So that's my story. I can't wait to get my beach bum back to the ocean again.

Monday, June 15, 2009

Resurfacing this thing?

Well, I am finding more and more people having and even using blogs, so maybe I'll try this again. It's a little classier than a facebook note, for when I have something insightful to share.

I've been reading, working, and yoga-ing, and enjoying the fact that I do not have classes for the summer. Life's got it's ups and downs as always and maybe I'll write about some various things that strike me on this here blog, both about the ups and the downs.

Maybe I'll even show you pictures.

Also, I've kind of given up on getting into a good sleep schedule, because I end up sleeping past noon on Mondays, since I'm off, then staying up till about midnight and having to wake up in 6 or 7 hours to get to work at 8am, then I usually crash Tuesday evening, sometimes I'm even in bed BEFORE 8pm, and always sleep all through the night...and beyond, because Wednesday I don't have to work till 1, so I sleep late again. Then I don't go to bed until Midnight or so, and have to wake up around 6 or 7 again, since I work 8-5 on Thursday. Thursday evening I guess is somewhat normal, except that the last few Fridays I've had misunderstandings with my alarm cllock and ended up running late, not waking up until well after 7:30 and having to get to work at 9. Then I stay up late because YAY ITS THE WEEKEND, and try to get up by like 10 or 11 on Saturday and Sunday but it rarely happens...and then the week continues. This is my third week of this. before that, it was just plain old 9-5 Monday-Friday but I'm working 30 hours now, since I'll only be able to work 30 hours this fall when I'm interning 15 hours...and am beyond exhausted, so I figured I deserved something resembling a summer vacation.

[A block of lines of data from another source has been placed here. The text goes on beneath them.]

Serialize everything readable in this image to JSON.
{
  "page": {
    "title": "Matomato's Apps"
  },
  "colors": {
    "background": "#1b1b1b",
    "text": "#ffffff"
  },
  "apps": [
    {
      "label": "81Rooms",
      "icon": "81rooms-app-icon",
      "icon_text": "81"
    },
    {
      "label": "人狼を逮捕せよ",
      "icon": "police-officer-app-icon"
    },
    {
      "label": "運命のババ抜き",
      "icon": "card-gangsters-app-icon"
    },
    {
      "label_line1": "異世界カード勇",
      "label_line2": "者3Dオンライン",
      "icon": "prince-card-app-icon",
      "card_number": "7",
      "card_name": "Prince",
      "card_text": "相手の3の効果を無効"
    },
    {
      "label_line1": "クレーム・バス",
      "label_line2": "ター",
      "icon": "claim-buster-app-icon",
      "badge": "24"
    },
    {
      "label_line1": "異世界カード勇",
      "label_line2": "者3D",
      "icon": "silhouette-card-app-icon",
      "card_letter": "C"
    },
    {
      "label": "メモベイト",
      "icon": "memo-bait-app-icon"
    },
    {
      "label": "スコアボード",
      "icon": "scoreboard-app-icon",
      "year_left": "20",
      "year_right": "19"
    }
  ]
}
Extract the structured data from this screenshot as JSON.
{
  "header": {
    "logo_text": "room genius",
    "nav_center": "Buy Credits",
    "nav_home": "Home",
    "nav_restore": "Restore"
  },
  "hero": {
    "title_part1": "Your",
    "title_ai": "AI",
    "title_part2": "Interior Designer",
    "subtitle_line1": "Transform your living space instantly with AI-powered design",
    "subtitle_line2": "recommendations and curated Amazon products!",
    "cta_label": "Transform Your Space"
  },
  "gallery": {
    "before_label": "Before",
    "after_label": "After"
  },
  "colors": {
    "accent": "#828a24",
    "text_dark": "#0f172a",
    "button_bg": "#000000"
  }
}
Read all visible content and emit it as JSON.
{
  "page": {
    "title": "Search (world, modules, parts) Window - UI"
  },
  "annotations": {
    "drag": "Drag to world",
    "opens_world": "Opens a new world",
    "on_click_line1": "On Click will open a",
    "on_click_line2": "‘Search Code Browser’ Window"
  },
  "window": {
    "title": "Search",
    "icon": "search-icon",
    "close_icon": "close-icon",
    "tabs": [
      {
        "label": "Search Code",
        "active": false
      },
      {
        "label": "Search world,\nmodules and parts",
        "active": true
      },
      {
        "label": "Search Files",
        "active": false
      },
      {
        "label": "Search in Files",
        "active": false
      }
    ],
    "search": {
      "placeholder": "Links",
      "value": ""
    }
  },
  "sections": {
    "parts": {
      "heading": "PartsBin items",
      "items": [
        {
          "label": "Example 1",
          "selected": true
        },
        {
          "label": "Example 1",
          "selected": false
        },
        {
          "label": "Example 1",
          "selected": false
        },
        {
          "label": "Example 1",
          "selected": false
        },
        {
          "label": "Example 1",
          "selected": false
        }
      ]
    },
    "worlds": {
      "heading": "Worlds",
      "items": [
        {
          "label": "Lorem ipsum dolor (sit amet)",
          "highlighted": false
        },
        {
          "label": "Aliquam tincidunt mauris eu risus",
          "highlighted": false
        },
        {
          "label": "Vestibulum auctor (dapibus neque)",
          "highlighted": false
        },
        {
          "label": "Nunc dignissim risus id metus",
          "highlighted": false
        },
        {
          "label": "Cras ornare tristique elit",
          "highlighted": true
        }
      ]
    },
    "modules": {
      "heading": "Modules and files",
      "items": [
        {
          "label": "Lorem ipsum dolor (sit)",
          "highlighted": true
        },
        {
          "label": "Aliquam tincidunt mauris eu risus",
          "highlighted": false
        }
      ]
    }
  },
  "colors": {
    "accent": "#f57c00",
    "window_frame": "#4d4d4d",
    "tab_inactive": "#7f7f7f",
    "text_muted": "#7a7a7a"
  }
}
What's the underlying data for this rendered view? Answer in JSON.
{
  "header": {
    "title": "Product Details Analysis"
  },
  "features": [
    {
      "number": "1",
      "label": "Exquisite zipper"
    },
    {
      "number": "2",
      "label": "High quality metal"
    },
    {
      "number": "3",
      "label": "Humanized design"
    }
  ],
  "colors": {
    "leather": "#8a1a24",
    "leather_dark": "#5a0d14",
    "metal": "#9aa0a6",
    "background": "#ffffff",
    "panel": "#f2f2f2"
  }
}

Well there you go, you get a little ramble and you weren't even expecting it.

I do wonder if anyone will ever read this.